Cereals 2015: 6 tips for getting started in farming

Farming has many roles and opportunities – but how do you stand out from the crowd and get a foot in the door?

Three people who’ve made a success of different agricultural careers shared their tips at a seminar at the 2015 Cereals event. They were:

Richard Charles, product technical manager at Agco.

Richard did an agricultural apprenticeship before getting hands-on experience. He now manages technical teams in factories around the world, travelling to China, Finland and Brazil among other places.

Richard Self, project manager at Edge careers.

Richard did an apprenticeship before going on to college and becoming a business advisor. At Edge he works to match employers with young apprenticeships.

David Richardson, arable farmer, Farmers Weekly columnist and trustee of the Henry Plumb Foundation which provides mentors and cash for start up young farmers.

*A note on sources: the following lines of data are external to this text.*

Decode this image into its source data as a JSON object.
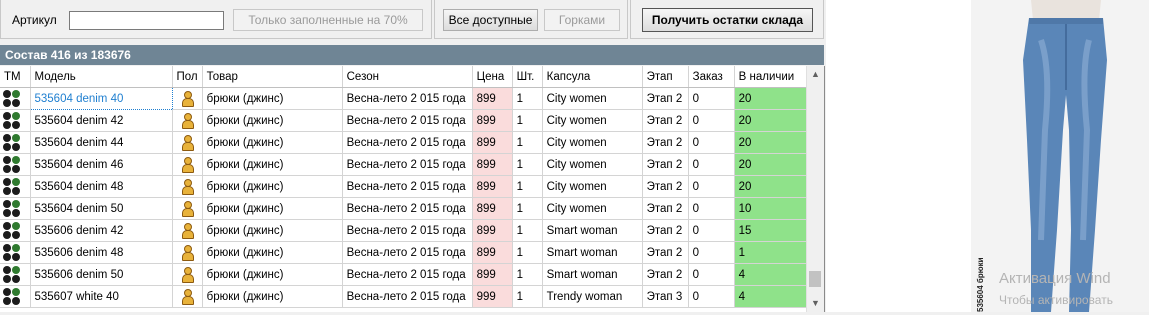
{
  "filters": {
    "article_label": "Артикул",
    "article_value": "",
    "only_filled_label": "Только заполненные на 70%",
    "all_available_label": "Все доступные",
    "gorkami_label": "Горками",
    "get_stock_label": "Получить остатки склада"
  },
  "grid": {
    "header": "Состав 416 из 183676",
    "columns": [
      "ТМ",
      "Модель",
      "Пол",
      "Товар",
      "Сезон",
      "Цена",
      "Шт.",
      "Капсула",
      "Этап",
      "Заказ",
      "В наличии"
    ],
    "rows": [
      {
        "model": "535604 denim  40",
        "product": "брюки (джинс)",
        "season": "Весна-лето 2 015 года",
        "price": "899",
        "qty": "1",
        "capsule": "City women",
        "stage": "Этап 2",
        "order": "0",
        "stock": "20"
      },
      {
        "model": "535604 denim  42",
        "product": "брюки (джинс)",
        "season": "Весна-лето 2 015 года",
        "price": "899",
        "qty": "1",
        "capsule": "City women",
        "stage": "Этап 2",
        "order": "0",
        "stock": "20"
      },
      {
        "model": "535604 denim  44",
        "product": "брюки (джинс)",
        "season": "Весна-лето 2 015 года",
        "price": "899",
        "qty": "1",
        "capsule": "City women",
        "stage": "Этап 2",
        "order": "0",
        "stock": "20"
      },
      {
        "model": "535604 denim  46",
        "product": "брюки (джинс)",
        "season": "Весна-лето 2 015 года",
        "price": "899",
        "qty": "1",
        "capsule": "City women",
        "stage": "Этап 2",
        "order": "0",
        "stock": "20"
      },
      {
        "model": "535604 denim  48",
        "product": "брюки (джинс)",
        "season": "Весна-лето 2 015 года",
        "price": "899",
        "qty": "1",
        "capsule": "City women",
        "stage": "Этап 2",
        "order": "0",
        "stock": "20"
      },
      {
        "model": "535604 denim  50",
        "product": "брюки (джинс)",
        "season": "Весна-лето 2 015 года",
        "price": "899",
        "qty": "1",
        "capsule": "City women",
        "stage": "Этап 2",
        "order": "0",
        "stock": "10"
      },
      {
        "model": "535606 denim  42",
        "product": "брюки (джинс)",
        "season": "Весна-лето 2 015 года",
        "price": "899",
        "qty": "1",
        "capsule": "Smart woman",
        "stage": "Этап 2",
        "order": "0",
        "stock": "15"
      },
      {
        "model": "535606 denim  48",
        "product": "брюки (джинс)",
        "season": "Весна-лето 2 015 года",
        "price": "899",
        "qty": "1",
        "capsule": "Smart woman",
        "stage": "Этап 2",
        "order": "0",
        "stock": "1"
      },
      {
        "model": "535606 denim  50",
        "product": "брюки (джинс)",
        "season": "Весна-лето 2 015 года",
        "price": "899",
        "qty": "1",
        "capsule": "Smart woman",
        "stage": "Этап 2",
        "order": "0",
        "stock": "4"
      },
      {
        "model": "535607 white  40",
        "product": "брюки (джинс)",
        "season": "Весна-лето 2 015 года",
        "price": "999",
        "qty": "1",
        "capsule": "Trendy woman",
        "stage": "Этап 3",
        "order": "0",
        "stock": "4"
      }
    ],
    "selected_row_index": 0
  },
  "product": {
    "photo_caption": "535604 брюки",
    "watermark_line1": "Активация Wind",
    "watermark_line2": "Чтобы активировать"
  },
  "colors": {
    "header_bar": "#6f8595",
    "price_cell": "#fadcdc",
    "stock_cell": "#8fe28a",
    "selection_text": "#1f7fd0",
    "denim": "#5a86b8"
  },
  "icons": {
    "tm": "brand-dots-icon",
    "gender": "female-user-icon",
    "scroll_up": "scroll-up-arrow-icon",
    "scroll_down": "scroll-down-arrow-icon"
  }
}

David started in farming as a child when he started rearing and selling his own pigs.

  1. Consider both vocational and academic routes:
  • Some routes may suit certain people but it may depend more on how you apply yourself – as long as you’re willing to take on information and learn, you will succeed.
  • Most jobs in farming will need a mix of academic and hands-on skills and experience.
  • Speed networking is a good way to find out more about different careers and meet employers
  • Remember that if you like something you will almost certainly be good at it – and the reverse
  1. Think about the variety of jobs available in the farming industry:
  • Skilled people are needed across all sectors and there is a shortage of people such as agricultural engineers.
  1. Look into worldwide options:
  • Think about studying a second language that could be useful abroad or in the UK. For example, a farm manager with a second language may be an asset to a business employing a large number of foreign workers.
  • Travelling for a substantial amount of time will show you can look after yourself, are confident and can take on new challenges.
  • If there are no jobs here, go abroad. Some places are crying out for well-educated young people who are willing to work hard to get a start. Then work your way up.
  1. Stand out from the crowd by showing what else you do:
  • What you do when not working is just as important to employers – so take on additional roles, activities and create opportunities for yourself that demonstrate your commitment, skills and enthusiasm.
  • This could be taking an active part and role in sports teams, clubs such as young farmers, parish councils and community projects. These can help show you can deal with budgets, decisions, people and project management.
  • Show you are passionate about farming and want to give something back to the industry. This could be signing up to be an ambassador for food and farming with Edge, helping at an Open Farm Sunday, or speaking in schools.
  1. Impress at interviews by being well prepared:
  • Put the effort in – people try to wing it far too much. Research the company, its products, competitors and think of questions to ask.
  • Show you want the job with enthusiasm.
  1. Think positive and keep moving forward in some way:
  • Sometimes to break through that brick wall you have to be prepared to move sideways or even take a step back before you can move forward.

For more news, photos, video and information at the Cereals event see our Cereals 2015 page


Farm succession planning during the Covid-19 crisis

Register now